In 1921, Ida was offered a position as an assistant to the European Director of the Federated Press of America, a labor news service, in Berlin. Ida’s association with the Federated Press began her career as a writer/reporter. In the introduction to her article on the American trade union movement in Clarté, the publication of the French socialist and pacifist organization, Ida was described as “one of the most followed correspondents of the Federated Press.” By 1924 she was writing for The Daily Worker and actively involved in Communist Party affairs.
In 1922 she married John Patrick “Jack” McCarthy, an Irish immigrant engaged in labor organizing who was also city circulation manager for The Daily Worker in Chicago. They had two sons, John and Patrick. The family moved to Southern California where Ida supported Jack’s work with the Communist Party and the Congress of Industrial Organizations, raised her sons, and worked as a medical social worker.
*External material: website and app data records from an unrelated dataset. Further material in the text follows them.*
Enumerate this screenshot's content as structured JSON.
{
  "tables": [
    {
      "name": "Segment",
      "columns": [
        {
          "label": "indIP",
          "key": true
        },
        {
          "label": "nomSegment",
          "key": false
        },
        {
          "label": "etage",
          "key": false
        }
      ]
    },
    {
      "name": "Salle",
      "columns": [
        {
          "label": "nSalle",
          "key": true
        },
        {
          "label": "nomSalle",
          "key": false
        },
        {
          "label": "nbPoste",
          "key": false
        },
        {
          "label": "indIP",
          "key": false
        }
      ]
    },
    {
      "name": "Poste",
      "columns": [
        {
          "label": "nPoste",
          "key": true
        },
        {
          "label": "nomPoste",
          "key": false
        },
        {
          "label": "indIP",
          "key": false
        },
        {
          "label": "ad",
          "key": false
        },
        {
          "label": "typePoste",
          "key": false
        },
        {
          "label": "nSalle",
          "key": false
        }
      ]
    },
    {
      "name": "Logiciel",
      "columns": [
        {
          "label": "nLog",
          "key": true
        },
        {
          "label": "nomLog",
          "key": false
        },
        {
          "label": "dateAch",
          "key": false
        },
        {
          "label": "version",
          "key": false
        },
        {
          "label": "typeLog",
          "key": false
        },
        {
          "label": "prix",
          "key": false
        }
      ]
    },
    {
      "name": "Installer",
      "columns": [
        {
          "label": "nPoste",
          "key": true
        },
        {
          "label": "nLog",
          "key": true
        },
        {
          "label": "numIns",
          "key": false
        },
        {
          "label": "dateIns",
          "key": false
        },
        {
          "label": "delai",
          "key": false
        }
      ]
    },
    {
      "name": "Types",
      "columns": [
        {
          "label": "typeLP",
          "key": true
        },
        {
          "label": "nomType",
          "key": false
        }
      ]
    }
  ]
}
As a social worker, she worked intensively with Jewish and Latin American immigrant communities.
Ida suffered from an aneurysm in the early 1950s and was bedridden until her death in 1957.
Details of Ida’s socialist and suffragist activities at Goucher College are documented in the Board of Trustees Records (Special Collections & Archives, Goucher College Library), the Goucher College Scrapbook (Special Collections & Archives, Goucher College Library), articles in The Sun (Baltimore) between 1915 and 1917, the National Woman’s Party Records (Library of Congress), The Weekly, the college newspaper; Donnybrook Fair, the college yearbook, and her Alumni Individual Record (Special Collections & Archives, Goucher College Library). Information on Ida’s labor career can be found in Life and Labor (Chicago: National Women’s Trade Union League, 1921); “Le Syndicalisme minoritaire aux Etats-Unis,” Clarté, 31 December 1921, 70-71; Proceedings of the Annual Convention (Chicago: Illinois State Federation of Labor, 1917); William M. Tuttle, Race Riot: Chicago in the Red Summer of 1919 (New York: Atheneum, 1970); and “United States Passport Application: Ida Glatt” (1921). An interview with Susan McCarthy, Ida’s granddaughter, was conducted 7 July 2016.